Return the data below in full, exactly as it stands.

________________________

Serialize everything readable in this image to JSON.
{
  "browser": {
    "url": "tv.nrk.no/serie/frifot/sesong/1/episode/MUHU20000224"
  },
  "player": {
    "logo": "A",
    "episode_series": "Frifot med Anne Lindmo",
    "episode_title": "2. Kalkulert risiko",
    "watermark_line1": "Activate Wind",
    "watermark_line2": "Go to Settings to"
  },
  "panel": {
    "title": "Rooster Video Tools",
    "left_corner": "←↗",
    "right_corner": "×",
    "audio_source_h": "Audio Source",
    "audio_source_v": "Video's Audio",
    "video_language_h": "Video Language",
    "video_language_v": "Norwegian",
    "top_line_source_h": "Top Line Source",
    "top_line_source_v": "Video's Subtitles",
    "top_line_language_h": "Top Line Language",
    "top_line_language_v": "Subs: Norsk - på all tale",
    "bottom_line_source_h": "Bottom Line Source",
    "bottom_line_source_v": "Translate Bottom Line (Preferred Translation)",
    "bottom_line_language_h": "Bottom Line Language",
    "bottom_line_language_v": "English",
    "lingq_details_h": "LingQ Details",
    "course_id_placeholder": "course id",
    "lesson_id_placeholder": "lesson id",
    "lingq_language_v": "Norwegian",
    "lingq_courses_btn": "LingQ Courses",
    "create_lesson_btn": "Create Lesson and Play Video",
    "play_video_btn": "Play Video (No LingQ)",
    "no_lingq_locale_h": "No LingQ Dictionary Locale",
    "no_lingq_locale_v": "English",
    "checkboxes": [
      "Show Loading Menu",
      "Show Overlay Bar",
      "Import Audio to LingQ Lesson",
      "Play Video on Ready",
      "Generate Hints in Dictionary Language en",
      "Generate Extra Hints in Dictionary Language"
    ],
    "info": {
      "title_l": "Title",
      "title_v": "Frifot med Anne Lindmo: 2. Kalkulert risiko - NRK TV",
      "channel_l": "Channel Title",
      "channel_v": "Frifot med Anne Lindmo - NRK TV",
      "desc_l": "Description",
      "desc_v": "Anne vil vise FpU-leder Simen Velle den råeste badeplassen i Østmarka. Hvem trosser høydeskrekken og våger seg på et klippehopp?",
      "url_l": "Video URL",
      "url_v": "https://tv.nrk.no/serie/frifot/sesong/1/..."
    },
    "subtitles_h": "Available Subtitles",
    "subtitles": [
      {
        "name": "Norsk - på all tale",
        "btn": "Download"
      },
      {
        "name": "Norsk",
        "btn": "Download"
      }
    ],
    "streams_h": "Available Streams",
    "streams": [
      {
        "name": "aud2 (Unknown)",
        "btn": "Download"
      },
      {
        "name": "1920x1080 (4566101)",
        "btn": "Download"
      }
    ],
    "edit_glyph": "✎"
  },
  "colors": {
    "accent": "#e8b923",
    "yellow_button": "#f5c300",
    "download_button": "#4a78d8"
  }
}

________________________

§ WRITTEN RESPONSE
Serialize everything readable in this image to JSON.
{
  "browser": {
    "url": "tv.nrk.no/serie/frifot/sesong/1/episode/MUHU20000224"
  },
  "player": {
    "logo": "A",
    "episode_series": "Frifot med Anne Lindmo",
    "episode_title": "2. Kalkulert risiko",
    "watermark_line1": "Activate Wind",
    "watermark_line2": "Go to Settings to"
  },
  "panel": {
    "title": "Rooster Video Tools",
    "left_corner": "←↗",
    "right_corner": "×",
    "audio_source_h": "Audio Source",
    "audio_source_v": "Video's Audio",
    "video_language_h": "Video Language",
    "video_language_v": "Norwegian",
    "top_line_source_h": "Top Line Source",
    "top_line_source_v": "Video's Subtitles",
    "top_line_language_h": "Top Line Language",
    "top_line_language_v": "Subs: Norsk - på all tale",
    "bottom_line_source_h": "Bottom Line Source",
    "bottom_line_source_v": "Translate Bottom Line (Preferred Translation)",
    "bottom_line_language_h": "Bottom Line Language",
    "bottom_line_language_v": "English",
    "lingq_details_h": "LingQ Details",
    "course_id_placeholder": "course id",
    "lesson_id_placeholder": "lesson id",
    "lingq_language_v": "Norwegian",
    "lingq_courses_btn": "LingQ Courses",
    "create_lesson_btn": "Create Lesson and Play Video",
    "play_video_btn": "Play Video (No LingQ)",
    "no_lingq_locale_h": "No LingQ Dictionary Locale",
    "no_lingq_locale_v": "English",
    "checkboxes": [
      "Show Loading Menu",
      "Show Overlay Bar",
      "Import Audio to LingQ Lesson",
      "Play Video on Ready",
      "Generate Hints in Dictionary Language en",
      "Generate Extra Hints in Dictionary Language"
    ],
    "info": {
      "title_l": "Title",
      "title_v": "Frifot med Anne Lindmo: 2. Kalkulert risiko - NRK TV",
      "channel_l": "Channel Title",
      "channel_v": "Frifot med Anne Lindmo - NRK TV",
      "desc_l": "Description",
      "desc_v": "Anne vil vise FpU-leder Simen Velle den råeste badeplassen i Østmarka. Hvem trosser høydeskrekken og våger seg på et klippehopp?",
      "url_l": "Video URL",
      "url_v": "https://tv.nrk.no/serie/frifot/sesong/1/..."
    },
    "subtitles_h": "Available Subtitles",
    "subtitles": [
      {
        "name": "Norsk - på all tale",
        "btn": "Download"
      },
      {
        "name": "Norsk",
        "btn": "Download"
      }
    ],
    "streams_h": "Available Streams",
    "streams": [
      {
        "name": "aud2 (Unknown)",
        "btn": "Download"
      },
      {
        "name": "1920x1080 (4566101)",
        "btn": "Download"
      }
    ],
    "edit_glyph": "✎"
  },
  "colors": {
    "accent": "#e8b923",
    "yellow_button": "#f5c300",
    "download_button": "#4a78d8"
  }
}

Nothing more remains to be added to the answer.